Task brief: Print the listing in full, with no character changed.

Supplied information:
= = = =
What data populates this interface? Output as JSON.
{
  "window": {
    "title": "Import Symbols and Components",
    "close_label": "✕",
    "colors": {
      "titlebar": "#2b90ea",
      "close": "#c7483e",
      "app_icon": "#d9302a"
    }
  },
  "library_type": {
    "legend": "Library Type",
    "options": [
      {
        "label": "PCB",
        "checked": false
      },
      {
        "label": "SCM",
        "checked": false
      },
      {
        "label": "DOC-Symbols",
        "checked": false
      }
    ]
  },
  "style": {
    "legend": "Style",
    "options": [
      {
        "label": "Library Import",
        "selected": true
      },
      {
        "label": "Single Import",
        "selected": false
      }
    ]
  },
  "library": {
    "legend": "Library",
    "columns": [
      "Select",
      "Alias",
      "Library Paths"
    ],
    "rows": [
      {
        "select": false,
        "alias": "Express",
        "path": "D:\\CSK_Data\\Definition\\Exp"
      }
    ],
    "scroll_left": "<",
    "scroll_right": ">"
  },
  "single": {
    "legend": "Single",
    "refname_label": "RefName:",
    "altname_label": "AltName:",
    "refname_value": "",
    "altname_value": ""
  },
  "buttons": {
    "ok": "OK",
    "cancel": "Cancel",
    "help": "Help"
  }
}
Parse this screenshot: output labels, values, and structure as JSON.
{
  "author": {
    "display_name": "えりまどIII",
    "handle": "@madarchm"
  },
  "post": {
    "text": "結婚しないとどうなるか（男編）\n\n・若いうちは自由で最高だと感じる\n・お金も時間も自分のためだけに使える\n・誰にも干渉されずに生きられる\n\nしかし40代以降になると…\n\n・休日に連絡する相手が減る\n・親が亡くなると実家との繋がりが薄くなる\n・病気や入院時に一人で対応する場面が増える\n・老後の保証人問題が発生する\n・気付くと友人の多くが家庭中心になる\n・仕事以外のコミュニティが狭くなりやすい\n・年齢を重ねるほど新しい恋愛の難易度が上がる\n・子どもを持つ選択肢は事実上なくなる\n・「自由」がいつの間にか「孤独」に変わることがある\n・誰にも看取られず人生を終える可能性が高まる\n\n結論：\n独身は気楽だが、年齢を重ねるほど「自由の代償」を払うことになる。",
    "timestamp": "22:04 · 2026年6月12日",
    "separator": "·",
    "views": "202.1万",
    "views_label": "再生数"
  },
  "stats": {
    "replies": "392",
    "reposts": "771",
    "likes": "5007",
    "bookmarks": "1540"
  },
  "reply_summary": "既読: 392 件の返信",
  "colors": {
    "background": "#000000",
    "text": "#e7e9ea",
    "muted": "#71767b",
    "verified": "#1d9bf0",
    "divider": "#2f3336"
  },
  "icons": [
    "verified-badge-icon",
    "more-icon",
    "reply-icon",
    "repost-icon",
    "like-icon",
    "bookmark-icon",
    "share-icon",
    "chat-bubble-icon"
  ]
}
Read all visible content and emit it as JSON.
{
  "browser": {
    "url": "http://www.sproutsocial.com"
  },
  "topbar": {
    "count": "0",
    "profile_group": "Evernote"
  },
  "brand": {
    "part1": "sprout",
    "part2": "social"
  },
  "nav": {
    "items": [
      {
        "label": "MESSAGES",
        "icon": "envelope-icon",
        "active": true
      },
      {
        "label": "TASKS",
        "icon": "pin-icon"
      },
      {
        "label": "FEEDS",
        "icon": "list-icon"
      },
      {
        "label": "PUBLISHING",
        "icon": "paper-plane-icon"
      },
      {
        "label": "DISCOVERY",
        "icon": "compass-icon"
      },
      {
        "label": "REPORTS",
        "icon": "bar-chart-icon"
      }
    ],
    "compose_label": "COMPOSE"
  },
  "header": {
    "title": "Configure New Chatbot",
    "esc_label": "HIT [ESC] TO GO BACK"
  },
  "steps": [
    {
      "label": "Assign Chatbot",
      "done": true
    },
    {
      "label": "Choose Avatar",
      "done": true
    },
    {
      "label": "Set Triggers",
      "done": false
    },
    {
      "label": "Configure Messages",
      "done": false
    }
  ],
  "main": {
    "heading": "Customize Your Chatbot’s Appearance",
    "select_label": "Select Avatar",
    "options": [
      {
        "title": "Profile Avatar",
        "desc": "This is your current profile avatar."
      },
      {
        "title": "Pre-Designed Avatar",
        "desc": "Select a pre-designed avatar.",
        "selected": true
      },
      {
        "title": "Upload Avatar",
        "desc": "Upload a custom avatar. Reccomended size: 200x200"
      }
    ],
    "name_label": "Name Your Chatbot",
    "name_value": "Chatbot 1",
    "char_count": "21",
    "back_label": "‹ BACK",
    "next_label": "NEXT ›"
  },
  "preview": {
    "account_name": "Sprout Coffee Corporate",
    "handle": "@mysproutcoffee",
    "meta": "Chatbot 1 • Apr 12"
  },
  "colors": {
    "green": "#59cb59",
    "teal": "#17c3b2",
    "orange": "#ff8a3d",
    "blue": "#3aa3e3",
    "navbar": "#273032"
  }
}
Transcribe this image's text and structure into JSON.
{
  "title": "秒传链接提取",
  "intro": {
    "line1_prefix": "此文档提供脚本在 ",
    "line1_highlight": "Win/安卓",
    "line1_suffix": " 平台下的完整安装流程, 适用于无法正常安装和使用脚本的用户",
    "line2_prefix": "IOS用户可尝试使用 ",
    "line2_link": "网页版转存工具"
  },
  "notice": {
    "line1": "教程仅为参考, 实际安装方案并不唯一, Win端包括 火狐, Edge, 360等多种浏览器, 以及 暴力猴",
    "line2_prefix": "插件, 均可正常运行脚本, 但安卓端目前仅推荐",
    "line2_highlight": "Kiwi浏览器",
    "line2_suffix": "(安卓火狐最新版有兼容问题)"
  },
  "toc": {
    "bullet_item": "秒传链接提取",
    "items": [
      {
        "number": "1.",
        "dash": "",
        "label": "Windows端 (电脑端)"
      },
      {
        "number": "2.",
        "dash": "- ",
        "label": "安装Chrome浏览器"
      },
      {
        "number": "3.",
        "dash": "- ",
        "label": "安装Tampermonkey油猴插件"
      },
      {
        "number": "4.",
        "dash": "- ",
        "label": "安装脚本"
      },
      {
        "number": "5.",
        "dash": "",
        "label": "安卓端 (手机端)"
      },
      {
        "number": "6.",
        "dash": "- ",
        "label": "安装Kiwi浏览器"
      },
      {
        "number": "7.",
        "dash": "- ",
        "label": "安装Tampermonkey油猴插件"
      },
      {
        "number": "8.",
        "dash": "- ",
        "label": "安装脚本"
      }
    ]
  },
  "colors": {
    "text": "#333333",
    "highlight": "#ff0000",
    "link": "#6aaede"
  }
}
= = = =
Result of this task:
What data populates this interface? Output as JSON.
{
  "window": {
    "title": "Import Symbols and Components",
    "close_label": "✕",
    "colors": {
      "titlebar": "#2b90ea",
      "close": "#c7483e",
      "app_icon": "#d9302a"
    }
  },
  "library_type": {
    "legend": "Library Type",
    "options": [
      {
        "label": "PCB",
        "checked": false
      },
      {
        "label": "SCM",
        "checked": false
      },
      {
        "label": "DOC-Symbols",
        "checked": false
      }
    ]
  },
  "style": {
    "legend": "Style",
    "options": [
      {
        "label": "Library Import",
        "selected": true
      },
      {
        "label": "Single Import",
        "selected": false
      }
    ]
  },
  "library": {
    "legend": "Library",
    "columns": [
      "Select",
      "Alias",
      "Library Paths"
    ],
    "rows": [
      {
        "select": false,
        "alias": "Express",
        "path": "D:\\CSK_Data\\Definition\\Exp"
      }
    ],
    "scroll_left": "<",
    "scroll_right": ">"
  },
  "single": {
    "legend": "Single",
    "refname_label": "RefName:",
    "altname_label": "AltName:",
    "refname_value": "",
    "altname_value": ""
  },
  "buttons": {
    "ok": "OK",
    "cancel": "Cancel",
    "help": "Help"
  }
}
Parse this screenshot: output labels, values, and structure as JSON.
{
  "author": {
    "display_name": "えりまどIII",
    "handle": "@madarchm"
  },
  "post": {
    "text": "結婚しないとどうなるか（男編）\n\n・若いうちは自由で最高だと感じる\n・お金も時間も自分のためだけに使える\n・誰にも干渉されずに生きられる\n\nしかし40代以降になると…\n\n・休日に連絡する相手が減る\n・親が亡くなると実家との繋がりが薄くなる\n・病気や入院時に一人で対応する場面が増える\n・老後の保証人問題が発生する\n・気付くと友人の多くが家庭中心になる\n・仕事以外のコミュニティが狭くなりやすい\n・年齢を重ねるほど新しい恋愛の難易度が上がる\n・子どもを持つ選択肢は事実上なくなる\n・「自由」がいつの間にか「孤独」に変わることがある\n・誰にも看取られず人生を終える可能性が高まる\n\n結論：\n独身は気楽だが、年齢を重ねるほど「自由の代償」を払うことになる。",
    "timestamp": "22:04 · 2026年6月12日",
    "separator": "·",
    "views": "202.1万",
    "views_label": "再生数"
  },
  "stats": {
    "replies": "392",
    "reposts": "771",
    "likes": "5007",
    "bookmarks": "1540"
  },
  "reply_summary": "既読: 392 件の返信",
  "colors": {
    "background": "#000000",
    "text": "#e7e9ea",
    "muted": "#71767b",
    "verified": "#1d9bf0",
    "divider": "#2f3336"
  },
  "icons": [
    "verified-badge-icon",
    "more-icon",
    "reply-icon",
    "repost-icon",
    "like-icon",
    "bookmark-icon",
    "share-icon",
    "chat-bubble-icon"
  ]
}
Read all visible content and emit it as JSON.
{
  "browser": {
    "url": "http://www.sproutsocial.com"
  },
  "topbar": {
    "count": "0",
    "profile_group": "Evernote"
  },
  "brand": {
    "part1": "sprout",
    "part2": "social"
  },
  "nav": {
    "items": [
      {
        "label": "MESSAGES",
        "icon": "envelope-icon",
        "active": true
      },
      {
        "label": "TASKS",
        "icon": "pin-icon"
      },
      {
        "label": "FEEDS",
        "icon": "list-icon"
      },
      {
        "label": "PUBLISHING",
        "icon": "paper-plane-icon"
      },
      {
        "label": "DISCOVERY",
        "icon": "compass-icon"
      },
      {
        "label": "REPORTS",
        "icon": "bar-chart-icon"
      }
    ],
    "compose_label": "COMPOSE"
  },
  "header": {
    "title": "Configure New Chatbot",
    "esc_label": "HIT [ESC] TO GO BACK"
  },
  "steps": [
    {
      "label": "Assign Chatbot",
      "done": true
    },
    {
      "label": "Choose Avatar",
      "done": true
    },
    {
      "label": "Set Triggers",
      "done": false
    },
    {
      "label": "Configure Messages",
      "done": false
    }
  ],
  "main": {
    "heading": "Customize Your Chatbot’s Appearance",
    "select_label": "Select Avatar",
    "options": [
      {
        "title": "Profile Avatar",
        "desc": "This is your current profile avatar."
      },
      {
        "title": "Pre-Designed Avatar",
        "desc": "Select a pre-designed avatar.",
        "selected": true
      },
      {
        "title": "Upload Avatar",
        "desc": "Upload a custom avatar. Reccomended size: 200x200"
      }
    ],
    "name_label": "Name Your Chatbot",
    "name_value": "Chatbot 1",
    "char_count": "21",
    "back_label": "‹ BACK",
    "next_label": "NEXT ›"
  },
  "preview": {
    "account_name": "Sprout Coffee Corporate",
    "handle": "@mysproutcoffee",
    "meta": "Chatbot 1 • Apr 12"
  },
  "colors": {
    "green": "#59cb59",
    "teal": "#17c3b2",
    "orange": "#ff8a3d",
    "blue": "#3aa3e3",
    "navbar": "#273032"
  }
}
Transcribe this image's text and structure into JSON.
{
  "title": "秒传链接提取",
  "intro": {
    "line1_prefix": "此文档提供脚本在 ",
    "line1_highlight": "Win/安卓",
    "line1_suffix": " 平台下的完整安装流程, 适用于无法正常安装和使用脚本的用户",
    "line2_prefix": "IOS用户可尝试使用 ",
    "line2_link": "网页版转存工具"
  },
  "notice": {
    "line1": "教程仅为参考, 实际安装方案并不唯一, Win端包括 火狐, Edge, 360等多种浏览器, 以及 暴力猴",
    "line2_prefix": "插件, 均可正常运行脚本, 但安卓端目前仅推荐",
    "line2_highlight": "Kiwi浏览器",
    "line2_suffix": "(安卓火狐最新版有兼容问题)"
  },
  "toc": {
    "bullet_item": "秒传链接提取",
    "items": [
      {
        "number": "1.",
        "dash": "",
        "label": "Windows端 (电脑端)"
      },
      {
        "number": "2.",
        "dash": "- ",
        "label": "安装Chrome浏览器"
      },
      {
        "number": "3.",
        "dash": "- ",
        "label": "安装Tampermonkey油猴插件"
      },
      {
        "number": "4.",
        "dash": "- ",
        "label": "安装脚本"
      },
      {
        "number": "5.",
        "dash": "",
        "label": "安卓端 (手机端)"
      },
      {
        "number": "6.",
        "dash": "- ",
        "label": "安装Kiwi浏览器"
      },
      {
        "number": "7.",
        "dash": "- ",
        "label": "安装Tampermonkey油猴插件"
      },
      {
        "number": "8.",
        "dash": "- ",
        "label": "安装脚本"
      }
    ]
  },
  "colors": {
    "text": "#333333",
    "highlight": "#ff0000",
    "link": "#6aaede"
  }
}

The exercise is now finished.